● AIM OF THE TASK
Your response should contain each line of the data that includes "text".

● DATA FOR REVIEW

----------------------------------------

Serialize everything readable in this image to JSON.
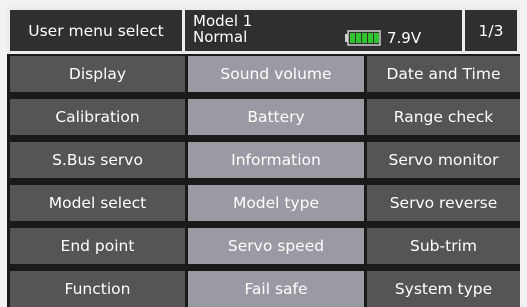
{
  "header": {
    "title": "User menu select",
    "model_name": "Model 1",
    "model_mode": "Normal",
    "battery_voltage": "7.9V",
    "battery_level": 1.0,
    "page": "1/3"
  },
  "menu": [
    [
      "Display",
      "Sound volume",
      "Date and Time"
    ],
    [
      "Calibration",
      "Battery",
      "Range check"
    ],
    [
      "S.Bus servo",
      "Information",
      "Servo monitor"
    ],
    [
      "Model select",
      "Model type",
      "Servo reverse"
    ],
    [
      "End point",
      "Servo speed",
      "Sub-trim"
    ],
    [
      "Function",
      "Fail safe",
      "System type"
    ]
  ],
  "colors": {
    "button_dark": "#555555",
    "button_light": "#9a9aa2",
    "header_bg": "#2f2f2f",
    "battery_green": "#2ec52e"
  }
}
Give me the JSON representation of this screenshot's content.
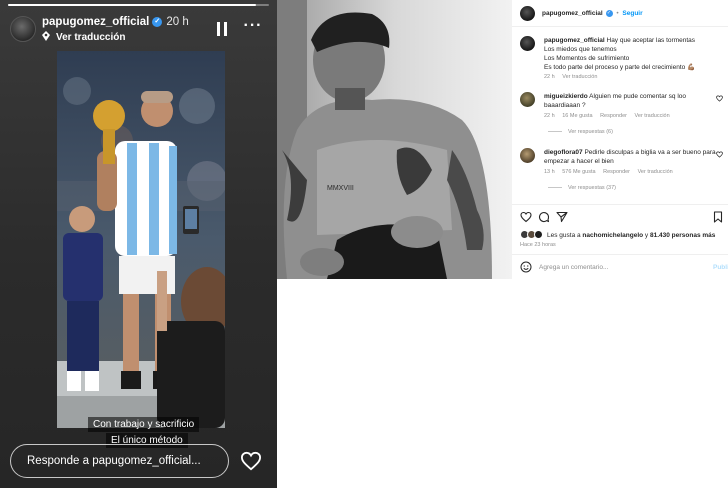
{
  "story": {
    "progress": 0.95,
    "username": "papugomez_official",
    "time_ago": "20 h",
    "translate_label": "Ver traducción",
    "caption_line1": "Con trabajo y sacrificio",
    "caption_line2": "El único método",
    "reply_placeholder": "Responde a papugomez_official..."
  },
  "post": {
    "username": "papugomez_official",
    "follow_label": "Seguir",
    "caption": {
      "username": "papugomez_official",
      "lines": [
        "Hay que aceptar las tormentas",
        "Los miedos que tenemos",
        "Los Momentos de sufrimiento",
        "Es todo parte del proceso y parte del crecimiento 💪🏽"
      ],
      "time": "22 h",
      "translate": "Ver traducción"
    },
    "comments": [
      {
        "username": "migueizkierdo",
        "text": "Alguien me pude comentar sq loo baaardiaaan ?",
        "time": "22 h",
        "likes": "16 Me gusta",
        "reply": "Responder",
        "translate": "Ver traducción",
        "replies": "Ver respuestas (6)"
      },
      {
        "username": "diegoflora07",
        "text": "Pedirle disculpas a biglia va a ser bueno para empezar a hacer el bien",
        "time": "13 h",
        "likes": "576 Me gusta",
        "reply": "Responder",
        "translate": "Ver traducción",
        "replies": "Ver respuestas (37)"
      }
    ],
    "likes_prefix": "Les gusta a",
    "likes_user": "nachomichelangelo",
    "likes_connector": "y",
    "likes_count": "81.430 personas más",
    "posted_ago": "Hace 23 horas",
    "comment_placeholder": "Agrega un comentario...",
    "publish_label": "Publicar"
  },
  "colors": {
    "accent": "#0095f6",
    "verified": "#3897f0",
    "story_bg": "#2b2b2b"
  }
}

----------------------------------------

● EXPECTED ANSWER
        "text": "Alguien me pude comentar sq loo baaardiaaan ?",
        "text": "Pedirle disculpas a biglia va a ser bueno para empezar a hacer el bien",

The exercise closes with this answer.